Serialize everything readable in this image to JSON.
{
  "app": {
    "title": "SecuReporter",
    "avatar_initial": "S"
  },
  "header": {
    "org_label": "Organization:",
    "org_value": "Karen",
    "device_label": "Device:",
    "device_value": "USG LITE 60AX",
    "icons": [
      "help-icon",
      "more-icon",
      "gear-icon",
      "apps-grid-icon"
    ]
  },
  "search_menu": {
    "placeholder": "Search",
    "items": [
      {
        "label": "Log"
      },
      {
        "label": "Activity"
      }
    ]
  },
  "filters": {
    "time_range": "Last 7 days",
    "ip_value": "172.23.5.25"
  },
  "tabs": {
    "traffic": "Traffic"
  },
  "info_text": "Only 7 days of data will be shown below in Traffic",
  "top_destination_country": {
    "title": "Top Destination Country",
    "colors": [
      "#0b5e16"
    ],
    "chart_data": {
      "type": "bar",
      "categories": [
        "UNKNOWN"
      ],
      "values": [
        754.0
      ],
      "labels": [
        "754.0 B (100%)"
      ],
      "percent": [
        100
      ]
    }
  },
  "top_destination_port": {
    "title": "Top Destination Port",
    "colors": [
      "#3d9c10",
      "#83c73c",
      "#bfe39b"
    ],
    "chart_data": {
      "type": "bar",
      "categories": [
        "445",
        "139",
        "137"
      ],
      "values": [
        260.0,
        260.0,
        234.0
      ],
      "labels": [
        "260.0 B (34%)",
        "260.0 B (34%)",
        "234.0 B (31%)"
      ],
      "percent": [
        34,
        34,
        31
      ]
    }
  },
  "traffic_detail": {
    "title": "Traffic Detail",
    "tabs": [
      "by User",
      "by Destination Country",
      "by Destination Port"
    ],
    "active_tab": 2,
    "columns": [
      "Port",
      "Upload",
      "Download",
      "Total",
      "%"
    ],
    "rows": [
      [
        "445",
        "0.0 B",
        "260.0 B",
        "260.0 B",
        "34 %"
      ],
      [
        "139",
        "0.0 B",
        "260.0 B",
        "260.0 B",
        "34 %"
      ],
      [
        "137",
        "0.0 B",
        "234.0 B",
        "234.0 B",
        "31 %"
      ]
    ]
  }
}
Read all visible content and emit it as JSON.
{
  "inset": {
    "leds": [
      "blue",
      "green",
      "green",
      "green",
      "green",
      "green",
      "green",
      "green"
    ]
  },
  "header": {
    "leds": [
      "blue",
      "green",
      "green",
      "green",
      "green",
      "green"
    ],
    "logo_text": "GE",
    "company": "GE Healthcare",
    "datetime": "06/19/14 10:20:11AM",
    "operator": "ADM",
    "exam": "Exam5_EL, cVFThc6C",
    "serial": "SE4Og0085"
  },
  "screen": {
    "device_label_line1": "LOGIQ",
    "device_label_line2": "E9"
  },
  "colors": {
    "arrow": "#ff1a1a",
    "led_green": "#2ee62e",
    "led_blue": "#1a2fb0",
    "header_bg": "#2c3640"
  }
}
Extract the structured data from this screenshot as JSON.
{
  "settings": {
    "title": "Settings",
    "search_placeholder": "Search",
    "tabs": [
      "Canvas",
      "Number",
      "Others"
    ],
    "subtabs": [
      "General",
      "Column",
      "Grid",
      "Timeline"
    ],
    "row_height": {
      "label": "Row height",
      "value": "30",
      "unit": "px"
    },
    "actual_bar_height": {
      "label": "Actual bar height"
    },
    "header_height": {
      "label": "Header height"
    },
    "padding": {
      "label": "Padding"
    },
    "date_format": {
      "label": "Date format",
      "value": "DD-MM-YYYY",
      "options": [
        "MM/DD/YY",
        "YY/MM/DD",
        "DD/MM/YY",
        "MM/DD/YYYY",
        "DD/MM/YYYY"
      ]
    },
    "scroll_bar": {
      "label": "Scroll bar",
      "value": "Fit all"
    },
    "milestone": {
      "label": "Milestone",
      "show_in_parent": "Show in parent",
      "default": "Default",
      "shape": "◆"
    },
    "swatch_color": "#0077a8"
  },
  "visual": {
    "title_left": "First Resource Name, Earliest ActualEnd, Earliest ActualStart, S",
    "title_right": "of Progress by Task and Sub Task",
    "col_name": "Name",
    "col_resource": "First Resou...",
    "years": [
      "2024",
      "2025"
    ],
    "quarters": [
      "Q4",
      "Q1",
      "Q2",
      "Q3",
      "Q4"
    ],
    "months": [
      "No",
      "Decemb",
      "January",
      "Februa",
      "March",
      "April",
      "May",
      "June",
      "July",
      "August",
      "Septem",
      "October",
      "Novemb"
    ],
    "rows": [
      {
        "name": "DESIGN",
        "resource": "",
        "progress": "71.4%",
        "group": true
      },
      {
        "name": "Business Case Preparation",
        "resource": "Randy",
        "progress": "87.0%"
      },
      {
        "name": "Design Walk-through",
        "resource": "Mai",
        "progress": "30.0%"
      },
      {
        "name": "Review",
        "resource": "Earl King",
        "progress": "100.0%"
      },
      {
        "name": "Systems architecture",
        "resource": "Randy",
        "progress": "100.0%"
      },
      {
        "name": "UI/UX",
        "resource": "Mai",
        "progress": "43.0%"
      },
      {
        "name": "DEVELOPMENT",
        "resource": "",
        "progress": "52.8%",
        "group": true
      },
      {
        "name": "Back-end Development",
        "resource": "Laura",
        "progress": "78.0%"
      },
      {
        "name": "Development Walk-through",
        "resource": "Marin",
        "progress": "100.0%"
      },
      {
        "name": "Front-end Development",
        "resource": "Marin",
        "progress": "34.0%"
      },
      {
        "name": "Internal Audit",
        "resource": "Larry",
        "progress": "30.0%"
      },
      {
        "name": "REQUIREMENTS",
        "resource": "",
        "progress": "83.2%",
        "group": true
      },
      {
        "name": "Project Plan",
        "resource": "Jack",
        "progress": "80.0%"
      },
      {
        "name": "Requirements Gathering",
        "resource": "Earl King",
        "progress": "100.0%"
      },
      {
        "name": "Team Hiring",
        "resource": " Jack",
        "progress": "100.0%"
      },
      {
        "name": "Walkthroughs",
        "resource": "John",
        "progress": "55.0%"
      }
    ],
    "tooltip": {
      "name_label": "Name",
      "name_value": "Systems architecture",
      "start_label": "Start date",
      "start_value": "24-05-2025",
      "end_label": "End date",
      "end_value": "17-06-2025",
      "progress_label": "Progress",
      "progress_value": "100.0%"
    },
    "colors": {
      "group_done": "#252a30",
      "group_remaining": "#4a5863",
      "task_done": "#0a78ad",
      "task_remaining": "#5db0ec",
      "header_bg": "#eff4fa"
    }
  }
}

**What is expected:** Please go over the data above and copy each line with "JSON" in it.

**Solution to this task:**
Serialize everything readable in this image to JSON.
Read all visible content and emit it as JSON.
Extract the structured data from this screenshot as JSON.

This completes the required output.